Records drawn from a dataset
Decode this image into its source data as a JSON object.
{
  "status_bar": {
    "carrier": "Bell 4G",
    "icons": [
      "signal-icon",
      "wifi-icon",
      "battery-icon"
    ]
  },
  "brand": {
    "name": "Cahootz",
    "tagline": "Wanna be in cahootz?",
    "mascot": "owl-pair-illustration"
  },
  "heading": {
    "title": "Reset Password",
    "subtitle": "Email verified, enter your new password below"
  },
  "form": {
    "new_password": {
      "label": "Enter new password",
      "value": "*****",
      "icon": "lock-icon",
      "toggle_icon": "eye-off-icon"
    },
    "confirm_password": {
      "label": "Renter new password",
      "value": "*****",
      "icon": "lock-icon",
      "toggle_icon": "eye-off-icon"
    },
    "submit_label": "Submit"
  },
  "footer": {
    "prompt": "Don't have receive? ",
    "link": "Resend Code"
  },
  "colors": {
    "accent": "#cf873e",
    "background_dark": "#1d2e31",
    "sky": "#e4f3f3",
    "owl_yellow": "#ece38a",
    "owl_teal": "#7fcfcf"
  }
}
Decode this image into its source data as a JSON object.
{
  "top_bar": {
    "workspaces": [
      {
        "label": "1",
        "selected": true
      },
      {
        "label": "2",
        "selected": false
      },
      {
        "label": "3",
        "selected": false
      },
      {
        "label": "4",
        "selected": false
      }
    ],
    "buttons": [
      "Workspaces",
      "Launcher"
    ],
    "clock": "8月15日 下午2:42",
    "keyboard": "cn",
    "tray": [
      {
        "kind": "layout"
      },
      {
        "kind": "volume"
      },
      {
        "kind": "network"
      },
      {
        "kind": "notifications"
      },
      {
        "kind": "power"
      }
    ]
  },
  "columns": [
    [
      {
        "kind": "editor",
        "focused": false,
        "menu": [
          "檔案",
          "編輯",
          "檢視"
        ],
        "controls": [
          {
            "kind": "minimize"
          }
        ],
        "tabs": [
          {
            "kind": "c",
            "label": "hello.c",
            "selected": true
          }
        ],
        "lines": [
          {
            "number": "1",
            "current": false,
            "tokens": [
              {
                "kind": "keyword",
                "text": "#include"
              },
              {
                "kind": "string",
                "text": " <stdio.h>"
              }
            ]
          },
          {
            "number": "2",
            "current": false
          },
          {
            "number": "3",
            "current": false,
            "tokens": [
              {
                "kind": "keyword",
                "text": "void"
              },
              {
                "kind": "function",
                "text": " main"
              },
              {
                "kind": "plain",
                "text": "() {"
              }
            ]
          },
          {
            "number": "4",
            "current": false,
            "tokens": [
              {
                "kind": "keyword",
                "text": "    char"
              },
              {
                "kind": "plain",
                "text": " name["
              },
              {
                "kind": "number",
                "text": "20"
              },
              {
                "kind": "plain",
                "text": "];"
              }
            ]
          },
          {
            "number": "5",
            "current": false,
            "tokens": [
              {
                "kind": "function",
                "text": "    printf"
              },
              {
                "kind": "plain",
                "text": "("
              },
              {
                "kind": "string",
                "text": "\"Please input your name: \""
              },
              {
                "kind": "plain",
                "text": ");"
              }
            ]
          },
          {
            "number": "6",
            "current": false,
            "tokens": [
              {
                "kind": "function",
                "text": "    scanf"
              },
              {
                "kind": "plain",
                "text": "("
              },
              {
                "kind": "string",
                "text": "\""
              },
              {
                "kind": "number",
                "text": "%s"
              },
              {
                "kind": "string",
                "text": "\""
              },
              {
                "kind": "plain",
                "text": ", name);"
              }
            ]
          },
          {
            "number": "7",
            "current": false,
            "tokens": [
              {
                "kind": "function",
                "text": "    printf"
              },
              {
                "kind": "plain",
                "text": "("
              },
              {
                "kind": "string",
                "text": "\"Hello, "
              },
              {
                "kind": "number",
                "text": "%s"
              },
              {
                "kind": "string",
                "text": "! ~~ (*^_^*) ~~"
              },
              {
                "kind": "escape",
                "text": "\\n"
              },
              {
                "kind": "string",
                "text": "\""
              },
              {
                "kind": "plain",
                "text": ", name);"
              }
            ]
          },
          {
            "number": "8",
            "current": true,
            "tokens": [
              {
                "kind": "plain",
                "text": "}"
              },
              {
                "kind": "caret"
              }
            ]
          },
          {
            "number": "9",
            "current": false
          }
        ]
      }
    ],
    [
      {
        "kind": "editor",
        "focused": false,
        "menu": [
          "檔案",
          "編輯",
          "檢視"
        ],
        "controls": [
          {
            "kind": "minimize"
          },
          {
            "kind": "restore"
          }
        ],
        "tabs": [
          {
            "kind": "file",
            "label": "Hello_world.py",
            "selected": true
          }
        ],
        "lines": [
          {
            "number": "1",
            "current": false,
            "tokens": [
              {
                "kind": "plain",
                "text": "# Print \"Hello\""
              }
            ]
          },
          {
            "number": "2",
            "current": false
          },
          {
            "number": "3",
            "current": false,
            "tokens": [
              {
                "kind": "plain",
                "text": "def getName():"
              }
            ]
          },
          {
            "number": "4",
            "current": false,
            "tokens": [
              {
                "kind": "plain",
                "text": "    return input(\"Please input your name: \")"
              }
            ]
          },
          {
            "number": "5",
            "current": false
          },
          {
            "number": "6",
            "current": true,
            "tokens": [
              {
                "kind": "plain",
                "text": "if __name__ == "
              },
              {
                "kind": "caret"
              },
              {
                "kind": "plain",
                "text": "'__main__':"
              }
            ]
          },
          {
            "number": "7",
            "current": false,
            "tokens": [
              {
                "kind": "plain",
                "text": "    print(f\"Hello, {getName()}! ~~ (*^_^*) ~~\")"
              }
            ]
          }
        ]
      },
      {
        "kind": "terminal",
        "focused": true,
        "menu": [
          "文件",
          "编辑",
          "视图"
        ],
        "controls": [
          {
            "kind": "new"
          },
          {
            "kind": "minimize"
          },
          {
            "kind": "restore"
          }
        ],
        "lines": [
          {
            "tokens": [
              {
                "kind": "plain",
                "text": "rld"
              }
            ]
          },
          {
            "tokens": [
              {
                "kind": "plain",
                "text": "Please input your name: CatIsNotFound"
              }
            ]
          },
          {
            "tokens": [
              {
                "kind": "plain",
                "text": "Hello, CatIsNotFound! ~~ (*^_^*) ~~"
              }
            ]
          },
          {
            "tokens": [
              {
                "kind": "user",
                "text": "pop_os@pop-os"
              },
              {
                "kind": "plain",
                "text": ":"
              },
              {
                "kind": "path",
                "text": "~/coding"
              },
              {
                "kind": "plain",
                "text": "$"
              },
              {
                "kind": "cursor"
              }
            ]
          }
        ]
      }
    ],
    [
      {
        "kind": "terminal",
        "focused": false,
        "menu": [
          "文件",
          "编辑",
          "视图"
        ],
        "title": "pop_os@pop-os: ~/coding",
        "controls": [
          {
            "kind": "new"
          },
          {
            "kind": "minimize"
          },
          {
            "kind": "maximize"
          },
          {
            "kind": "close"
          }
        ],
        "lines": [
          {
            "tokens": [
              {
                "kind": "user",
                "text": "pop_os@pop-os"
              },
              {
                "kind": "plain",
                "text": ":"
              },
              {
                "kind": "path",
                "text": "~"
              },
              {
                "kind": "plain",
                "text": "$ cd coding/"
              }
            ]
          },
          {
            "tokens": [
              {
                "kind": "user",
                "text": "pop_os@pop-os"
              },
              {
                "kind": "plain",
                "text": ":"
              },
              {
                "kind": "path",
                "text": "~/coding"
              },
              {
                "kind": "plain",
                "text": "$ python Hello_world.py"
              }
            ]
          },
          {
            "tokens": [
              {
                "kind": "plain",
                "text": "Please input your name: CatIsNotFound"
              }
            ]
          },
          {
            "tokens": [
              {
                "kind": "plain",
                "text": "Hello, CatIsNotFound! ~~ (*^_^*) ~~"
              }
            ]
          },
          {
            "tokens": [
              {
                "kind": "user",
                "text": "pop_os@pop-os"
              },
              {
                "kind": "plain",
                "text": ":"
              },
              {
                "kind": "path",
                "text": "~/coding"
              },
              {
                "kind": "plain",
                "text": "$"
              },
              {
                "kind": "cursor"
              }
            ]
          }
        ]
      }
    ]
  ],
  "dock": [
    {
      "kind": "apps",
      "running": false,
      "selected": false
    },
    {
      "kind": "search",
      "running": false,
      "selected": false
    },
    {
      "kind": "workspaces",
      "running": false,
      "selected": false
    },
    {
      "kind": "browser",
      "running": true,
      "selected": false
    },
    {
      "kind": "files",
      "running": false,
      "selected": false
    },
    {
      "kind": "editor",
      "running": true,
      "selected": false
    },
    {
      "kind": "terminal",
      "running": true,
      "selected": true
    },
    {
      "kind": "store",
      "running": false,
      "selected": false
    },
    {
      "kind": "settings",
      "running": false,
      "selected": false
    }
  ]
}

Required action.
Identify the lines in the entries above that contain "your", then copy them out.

Solution for this task.
    "subtitle": "Email verified, enter your new password below"
                "text": "\"Please input your name: \""
                "text": "    return input(\"Please input your name: \")"
                "text": "Please input your name: CatIsNotFound"
                "text": "Please input your name: CatIsNotFound"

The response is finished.